At first glance, the center of the Milky Way seems like a very inhospitable place to try to form a planet. Stars crowd each other as they whiz through space like cars on a rush-hour freeway. Supernova explosions blast out shock waves and bathe the region in intense radiation. Powerful gravitational forces from a super-massive black hole twist and warp the fabric of space itself.
An international research team, led by Edo Berger of Harvard-Smithsonian Center for Astrophysics, made the most of a dying star’s fury to probe a distant galaxy some 9.5 billion light-years distant. The dying star, which lit the galactic scene, is the most distant stellar explosion of its kind ever studied. According to Berger, “It’s like someone turned on a flashlight in a dark room and suddenly allowed us to see, for a short time, what this far-off galaxy looks like, what it is composed of.”
Cambridge, MA - Scientists at the Harvard-Smithsonian Center for Astrophysics (CfA) and their colleagues at the Heidelberg Institute for Theoretical Studies (HITS) have invented a new computational approach that can accurately follow the birth and evolution of thousands of galaxies over billions of years. For the first time it is now possible to build a universe from scratch that brims with galaxies like we observe around us.
Cambridge, MA - Astronomers have found an extraordinary galaxy cluster, one of the largest objects in the universe, that is breaking several important cosmic records. Observations of the Phoenix cluster with NASA's Chandra X-ray Observatory, the National Science Foundation's South Pole Telescope, and eight other world-class observatories may force astronomers to rethink how these colossal structures and the galaxies that inhabit them evolve.
Eli Visbal is a Physics student who works with Astronomy advisor Avi Loeb. A paper authored by Harvard’s Eli Visbal with colleagues from the California Institute of Technology and Tel Aviv University suggests that it may be far easier than commonly thought to peer deep into the universe’s history and observe the telltale signs of the formation of the first stars and galaxies.
In May, it was announced that the Square Kilometer Array (SKA) — an ambitious network of thousands of radio antennas – would be based in both South Africa (in addition to neighboring countries) and Australia. Assuming funding is in place, construction on phase one is set to begin in 2016, phase two in 2019, with the whole venture to be complete by 2024.

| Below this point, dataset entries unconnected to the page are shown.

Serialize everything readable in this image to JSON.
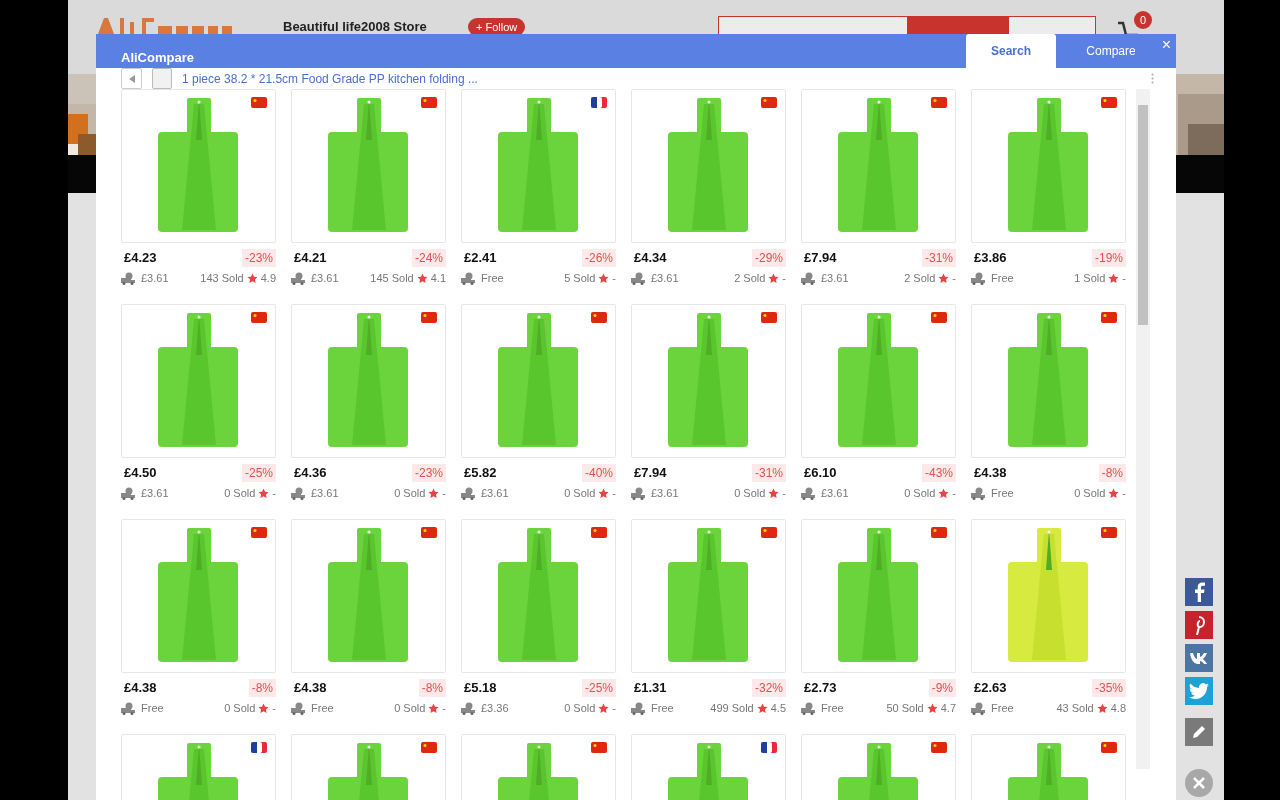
{
  "page": {
    "store_name": "Beautiful life2008 Store",
    "follow_button": "+ Follow",
    "search_scopes": [
      {
        "selected": true
      },
      {
        "selected": false
      }
    ],
    "cart_count": "0"
  },
  "modal": {
    "title": "AliCompare",
    "tabs": [
      {
        "label": "Search",
        "selected": true
      },
      {
        "label": "Compare",
        "selected": false
      }
    ],
    "close": "×",
    "query": "1 piece 38.2 * 21.5cm Food Grade PP kitchen folding ..."
  },
  "products": [
    {
      "kind": "china",
      "price": "£4.23",
      "discount": "-23%",
      "shipping": "£3.61",
      "sold": "143 Sold",
      "rating": "4.9"
    },
    {
      "kind": "china",
      "price": "£4.21",
      "discount": "-24%",
      "shipping": "£3.61",
      "sold": "145 Sold",
      "rating": "4.1"
    },
    {
      "kind": "france",
      "price": "£2.41",
      "discount": "-26%",
      "shipping": "Free",
      "sold": "5 Sold",
      "rating": "-"
    },
    {
      "kind": "china",
      "price": "£4.34",
      "discount": "-29%",
      "shipping": "£3.61",
      "sold": "2 Sold",
      "rating": "-"
    },
    {
      "kind": "china",
      "price": "£7.94",
      "discount": "-31%",
      "shipping": "£3.61",
      "sold": "2 Sold",
      "rating": "-"
    },
    {
      "kind": "china",
      "price": "£3.86",
      "discount": "-19%",
      "shipping": "Free",
      "sold": "1 Sold",
      "rating": "-"
    },
    {
      "kind": "china",
      "price": "£4.50",
      "discount": "-25%",
      "shipping": "£3.61",
      "sold": "0 Sold",
      "rating": "-"
    },
    {
      "kind": "china",
      "price": "£4.36",
      "discount": "-23%",
      "shipping": "£3.61",
      "sold": "0 Sold",
      "rating": "-"
    },
    {
      "kind": "china",
      "price": "£5.82",
      "discount": "-40%",
      "shipping": "£3.61",
      "sold": "0 Sold",
      "rating": "-"
    },
    {
      "kind": "china",
      "price": "£7.94",
      "discount": "-31%",
      "shipping": "£3.61",
      "sold": "0 Sold",
      "rating": "-"
    },
    {
      "kind": "china",
      "price": "£6.10",
      "discount": "-43%",
      "shipping": "£3.61",
      "sold": "0 Sold",
      "rating": "-"
    },
    {
      "kind": "china",
      "price": "£4.38",
      "discount": "-8%",
      "shipping": "Free",
      "sold": "0 Sold",
      "rating": "-"
    },
    {
      "kind": "china",
      "price": "£4.38",
      "discount": "-8%",
      "shipping": "Free",
      "sold": "0 Sold",
      "rating": "-"
    },
    {
      "kind": "china",
      "price": "£4.38",
      "discount": "-8%",
      "shipping": "Free",
      "sold": "0 Sold",
      "rating": "-"
    },
    {
      "kind": "china",
      "price": "£5.18",
      "discount": "-25%",
      "shipping": "£3.36",
      "sold": "0 Sold",
      "rating": "-"
    },
    {
      "kind": "china",
      "price": "£1.31",
      "discount": "-32%",
      "shipping": "Free",
      "sold": "499 Sold",
      "rating": "4.5"
    },
    {
      "kind": "china",
      "price": "£2.73",
      "discount": "-9%",
      "shipping": "Free",
      "sold": "50 Sold",
      "rating": "4.7"
    },
    {
      "kind": "china",
      "price": "£2.63",
      "discount": "-35%",
      "shipping": "Free",
      "sold": "43 Sold",
      "rating": "4.8"
    },
    {
      "kind": "france"
    },
    {
      "kind": "china"
    },
    {
      "kind": "china"
    },
    {
      "kind": "france"
    },
    {
      "kind": "china"
    },
    {
      "kind": "china"
    }
  ]
}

Harvard-Smithsonian astronomers have found a galaxy (within the outlined box) that contains a massive black hole that is being ejected at several million miles per hour. Researchers used a combination of images from telescopes to narrow their ideas about what is happening in this galaxy, supporting the ejected black hole theory. The top image shows a single source of X-rays, indicating that there is a single black hole in this galaxy moving away from the star cluster at the center of the galaxy.
This illustration released by NASA depicts a view of the night sky just before the predicted merger between our Milky Way galaxy, left, and the neighboring Andromeda galaxy. About 3.75 billion years from now, Andromeda’s disk fills the field of view and its gravity begins to create tidal distortions in the Milky Way. The view is inspired by dynamical computer modeling of the future collision between the two galaxies.
The universe is a marvelously complex place, filled with galaxies and larger-scale structures that have evolved over its 13.7-billion-year history. Those began as small perturbations of matter that grew over time, like ripples in a pond, as the universe expanded. By observing the large-scale cosmic wrinkles now, we can learn about the initial conditions of the universe. But is now really the best time to look, or would we get better information billions of years into the future - or the past?
New calculations by Harvard theorist Avi Loeb show that the ideal time to study the cosmos was more than 13 billion years ago, just about 500 million years after the Big Bang. The farther into the future you go from that time, the more information you lose about the early universe.